**Your instructions**
Find the string "title" in the data, and copy out each line that has it.

Items from an interface collection
·····
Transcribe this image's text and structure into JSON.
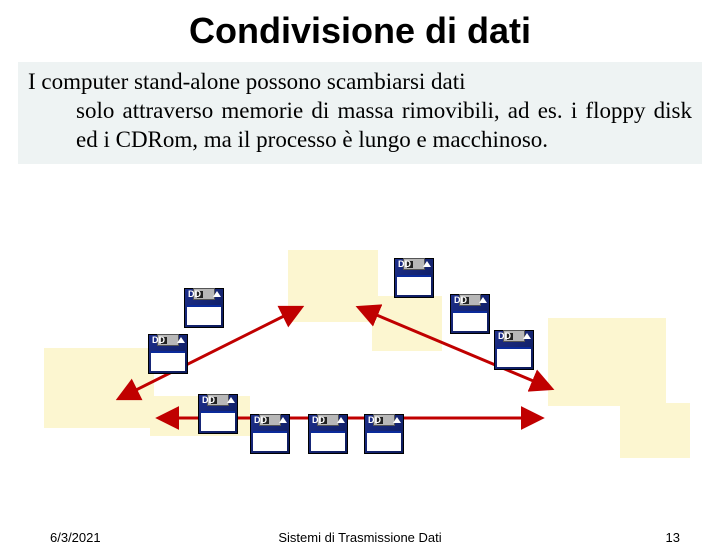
{
  "title": "Condivisione di dati",
  "body_first": "I computer stand-alone possono scambiarsi dati",
  "body_rest": "solo attraverso memorie di massa rimovibili, ad es. i floppy disk ed i CDRom, ma il processo è lungo e macchinoso.",
  "floppy_label": "DD",
  "footer": {
    "date": "6/3/2021",
    "title": "Sistemi di Trasmissione Dati",
    "page": "13"
  },
  "colors": {
    "box_fill": "#fcf6d0",
    "arrow": "#c00000",
    "floppy": "#102a8a"
  }
}
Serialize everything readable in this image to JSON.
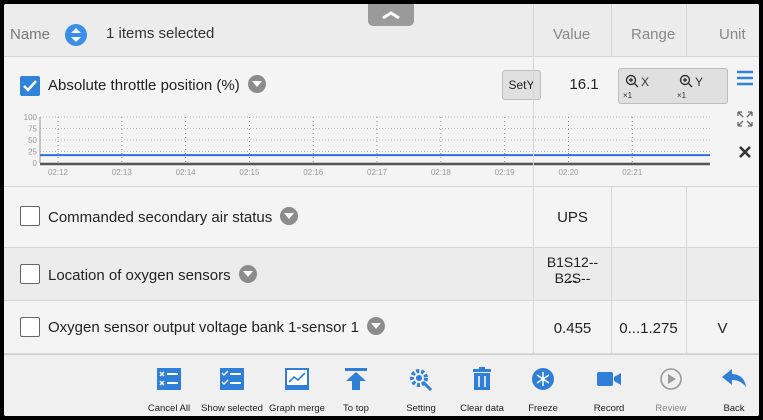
{
  "header": {
    "name_label": "Name",
    "selection_text": "1 items selected",
    "col_value": "Value",
    "col_range": "Range",
    "col_unit": "Unit"
  },
  "graph_row": {
    "label": "Absolute throttle position  (%)",
    "sety_label": "SetY",
    "value": "16.1",
    "zoom_x_label": "X",
    "zoom_y_label": "Y",
    "zoom_x_mult": "×1",
    "zoom_y_mult": "×1",
    "checked": true
  },
  "chart_data": {
    "type": "line",
    "series": [
      {
        "values": [
          17,
          17,
          17,
          17,
          17,
          17,
          17,
          17,
          17,
          17,
          17
        ]
      }
    ],
    "x": [
      "02:12",
      "02:13",
      "02:14",
      "02:15",
      "02:16",
      "02:17",
      "02:18",
      "02:19",
      "02:20",
      "02:21"
    ],
    "y_ticks": [
      "100",
      "75",
      "50",
      "25",
      "0"
    ],
    "ylim": [
      0,
      100
    ],
    "line_color": "#2f6fd6"
  },
  "rows": [
    {
      "label": "Commanded secondary air status",
      "value": "UPS",
      "range": "",
      "unit": ""
    },
    {
      "label": "Location of oxygen sensors",
      "value": "B1S12--B2S--",
      "value2": "--",
      "range": "",
      "unit": ""
    },
    {
      "label": "Oxygen sensor output voltage bank 1-sensor 1",
      "value": "0.455",
      "range": "0...1.275",
      "unit": "V"
    }
  ],
  "toolbar": [
    {
      "label": "Cancel All",
      "icon": "cancel-all-icon"
    },
    {
      "label": "Show selected",
      "icon": "show-selected-icon"
    },
    {
      "label": "Graph merge",
      "icon": "graph-merge-icon"
    },
    {
      "label": "To top",
      "icon": "to-top-icon"
    },
    {
      "label": "Setting",
      "icon": "setting-icon"
    },
    {
      "label": "Clear data",
      "icon": "clear-data-icon"
    },
    {
      "label": "Freeze",
      "icon": "freeze-icon"
    },
    {
      "label": "Record",
      "icon": "record-icon"
    },
    {
      "label": "Review",
      "icon": "review-icon"
    },
    {
      "label": "Back",
      "icon": "back-icon"
    }
  ],
  "colors": {
    "accent": "#2f83d8",
    "toolbar_icon": "#2f7fd8"
  }
}
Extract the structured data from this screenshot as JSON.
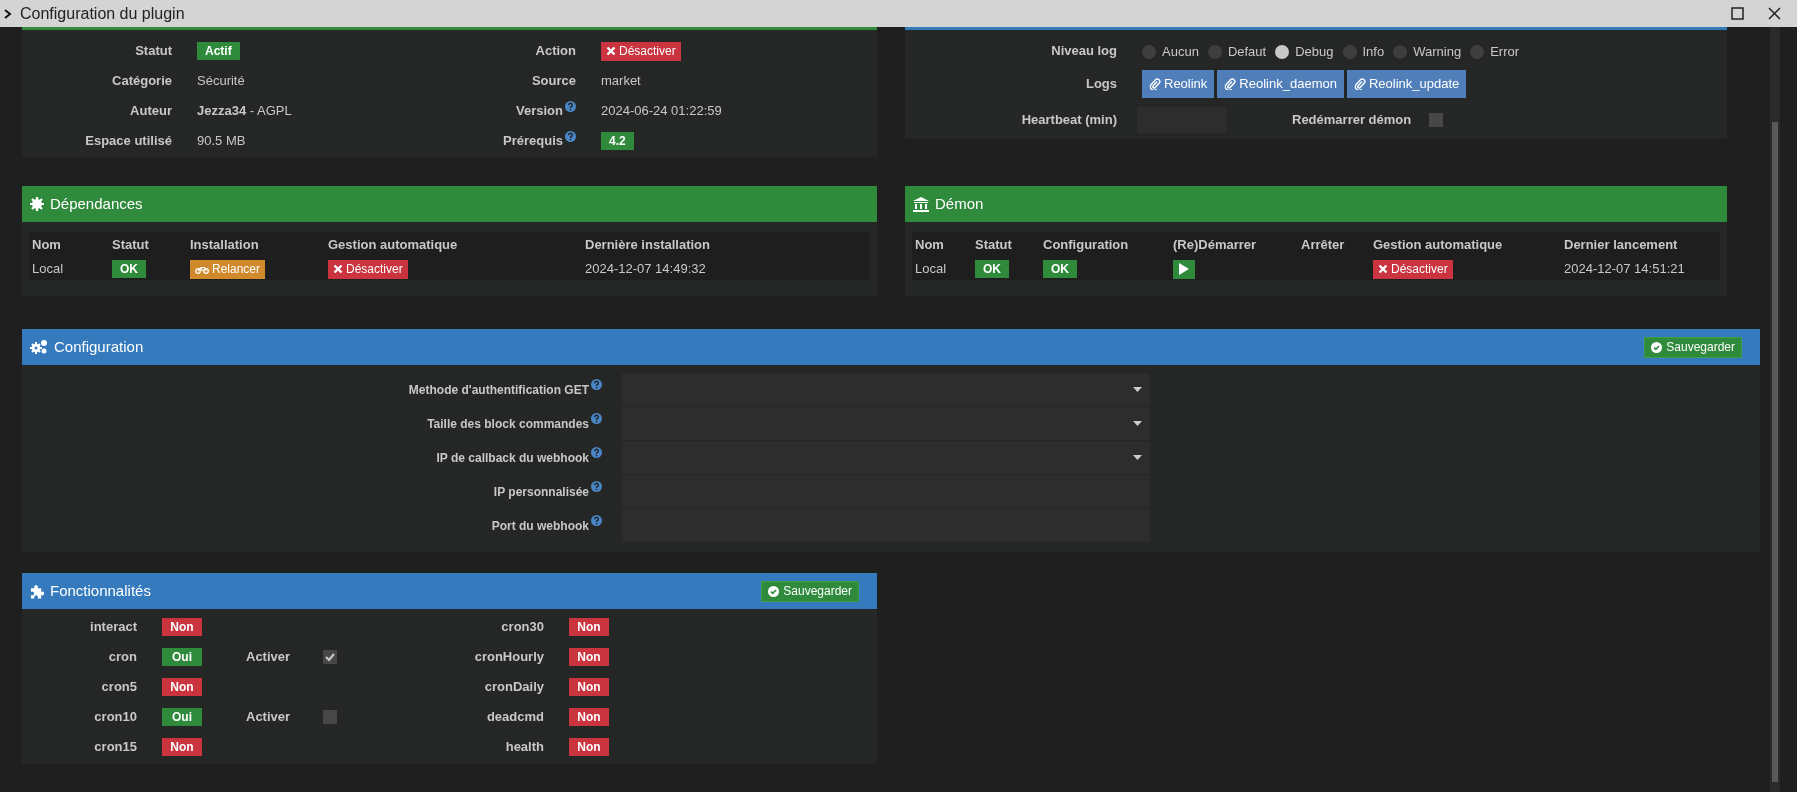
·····
**Answer box**
  "title": "Condivisione di dati",
    "title": "Sistemi di Trasmissione Dati",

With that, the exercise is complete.